Available records:
━━━━━━━━━━
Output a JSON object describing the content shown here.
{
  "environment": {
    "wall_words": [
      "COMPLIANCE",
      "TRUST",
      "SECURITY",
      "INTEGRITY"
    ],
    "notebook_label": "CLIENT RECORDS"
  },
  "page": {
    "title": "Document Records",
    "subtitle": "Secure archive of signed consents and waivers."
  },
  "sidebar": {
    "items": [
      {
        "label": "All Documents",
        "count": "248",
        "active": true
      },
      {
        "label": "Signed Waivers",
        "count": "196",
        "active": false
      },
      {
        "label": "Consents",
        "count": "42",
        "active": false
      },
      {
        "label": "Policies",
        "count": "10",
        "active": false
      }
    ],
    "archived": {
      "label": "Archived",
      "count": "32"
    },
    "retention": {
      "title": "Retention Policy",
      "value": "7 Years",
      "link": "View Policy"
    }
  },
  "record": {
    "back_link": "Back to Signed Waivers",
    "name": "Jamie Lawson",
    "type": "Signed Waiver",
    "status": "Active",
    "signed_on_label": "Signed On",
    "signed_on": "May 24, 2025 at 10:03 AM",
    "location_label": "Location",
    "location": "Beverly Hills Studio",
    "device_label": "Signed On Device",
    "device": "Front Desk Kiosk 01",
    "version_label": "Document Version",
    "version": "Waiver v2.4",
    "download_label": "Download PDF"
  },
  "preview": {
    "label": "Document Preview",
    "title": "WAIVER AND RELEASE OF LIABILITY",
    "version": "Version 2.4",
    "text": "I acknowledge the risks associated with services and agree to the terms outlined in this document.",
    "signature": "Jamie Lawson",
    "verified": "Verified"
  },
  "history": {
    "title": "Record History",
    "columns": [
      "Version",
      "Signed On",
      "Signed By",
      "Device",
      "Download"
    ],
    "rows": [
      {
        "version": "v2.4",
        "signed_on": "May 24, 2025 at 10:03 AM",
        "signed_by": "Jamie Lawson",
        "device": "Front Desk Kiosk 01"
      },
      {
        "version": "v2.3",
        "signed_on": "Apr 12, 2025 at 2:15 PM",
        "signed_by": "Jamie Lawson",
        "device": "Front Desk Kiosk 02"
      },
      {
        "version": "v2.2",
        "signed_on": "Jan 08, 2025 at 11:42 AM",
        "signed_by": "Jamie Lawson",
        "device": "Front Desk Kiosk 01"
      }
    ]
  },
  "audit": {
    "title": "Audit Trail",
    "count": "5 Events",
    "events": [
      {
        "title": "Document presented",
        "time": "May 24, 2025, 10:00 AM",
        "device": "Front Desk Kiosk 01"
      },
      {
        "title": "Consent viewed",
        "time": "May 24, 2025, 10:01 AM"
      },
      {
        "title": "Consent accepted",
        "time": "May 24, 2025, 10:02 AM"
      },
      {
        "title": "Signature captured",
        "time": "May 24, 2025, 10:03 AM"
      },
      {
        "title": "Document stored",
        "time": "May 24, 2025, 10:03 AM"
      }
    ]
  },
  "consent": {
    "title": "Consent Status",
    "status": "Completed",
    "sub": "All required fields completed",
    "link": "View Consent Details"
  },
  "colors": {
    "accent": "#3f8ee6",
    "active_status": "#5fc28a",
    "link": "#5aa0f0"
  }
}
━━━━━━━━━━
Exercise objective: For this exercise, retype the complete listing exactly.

Solution to this problem:
Output a JSON object describing the content shown here.
{
  "environment": {
    "wall_words": [
      "COMPLIANCE",
      "TRUST",
      "SECURITY",
      "INTEGRITY"
    ],
    "notebook_label": "CLIENT RECORDS"
  },
  "page": {
    "title": "Document Records",
    "subtitle": "Secure archive of signed consents and waivers."
  },
  "sidebar": {
    "items": [
      {
        "label": "All Documents",
        "count": "248",
        "active": true
      },
      {
        "label": "Signed Waivers",
        "count": "196",
        "active": false
      },
      {
        "label": "Consents",
        "count": "42",
        "active": false
      },
      {
        "label": "Policies",
        "count": "10",
        "active": false
      }
    ],
    "archived": {
      "label": "Archived",
      "count": "32"
    },
    "retention": {
      "title": "Retention Policy",
      "value": "7 Years",
      "link": "View Policy"
    }
  },
  "record": {
    "back_link": "Back to Signed Waivers",
    "name": "Jamie Lawson",
    "type": "Signed Waiver",
    "status": "Active",
    "signed_on_label": "Signed On",
    "signed_on": "May 24, 2025 at 10:03 AM",
    "location_label": "Location",
    "location": "Beverly Hills Studio",
    "device_label": "Signed On Device",
    "device": "Front Desk Kiosk 01",
    "version_label": "Document Version",
    "version": "Waiver v2.4",
    "download_label": "Download PDF"
  },
  "preview": {
    "label": "Document Preview",
    "title": "WAIVER AND RELEASE OF LIABILITY",
    "version": "Version 2.4",
    "text": "I acknowledge the risks associated with services and agree to the terms outlined in this document.",
    "signature": "Jamie Lawson",
    "verified": "Verified"
  },
  "history": {
    "title": "Record History",
    "columns": [
      "Version",
      "Signed On",
      "Signed By",
      "Device",
      "Download"
    ],
    "rows": [
      {
        "version": "v2.4",
        "signed_on": "May 24, 2025 at 10:03 AM",
        "signed_by": "Jamie Lawson",
        "device": "Front Desk Kiosk 01"
      },
      {
        "version": "v2.3",
        "signed_on": "Apr 12, 2025 at 2:15 PM",
        "signed_by": "Jamie Lawson",
        "device": "Front Desk Kiosk 02"
      },
      {
        "version": "v2.2",
        "signed_on": "Jan 08, 2025 at 11:42 AM",
        "signed_by": "Jamie Lawson",
        "device": "Front Desk Kiosk 01"
      }
    ]
  },
  "audit": {
    "title": "Audit Trail",
    "count": "5 Events",
    "events": [
      {
        "title": "Document presented",
        "time": "May 24, 2025, 10:00 AM",
        "device": "Front Desk Kiosk 01"
      },
      {
        "title": "Consent viewed",
        "time": "May 24, 2025, 10:01 AM"
      },
      {
        "title": "Consent accepted",
        "time": "May 24, 2025, 10:02 AM"
      },
      {
        "title": "Signature captured",
        "time": "May 24, 2025, 10:03 AM"
      },
      {
        "title": "Document stored",
        "time": "May 24, 2025, 10:03 AM"
      }
    ]
  },
  "consent": {
    "title": "Consent Status",
    "status": "Completed",
    "sub": "All required fields completed",
    "link": "View Consent Details"
  },
  "colors": {
    "accent": "#3f8ee6",
    "active_status": "#5fc28a",
    "link": "#5aa0f0"
  }
}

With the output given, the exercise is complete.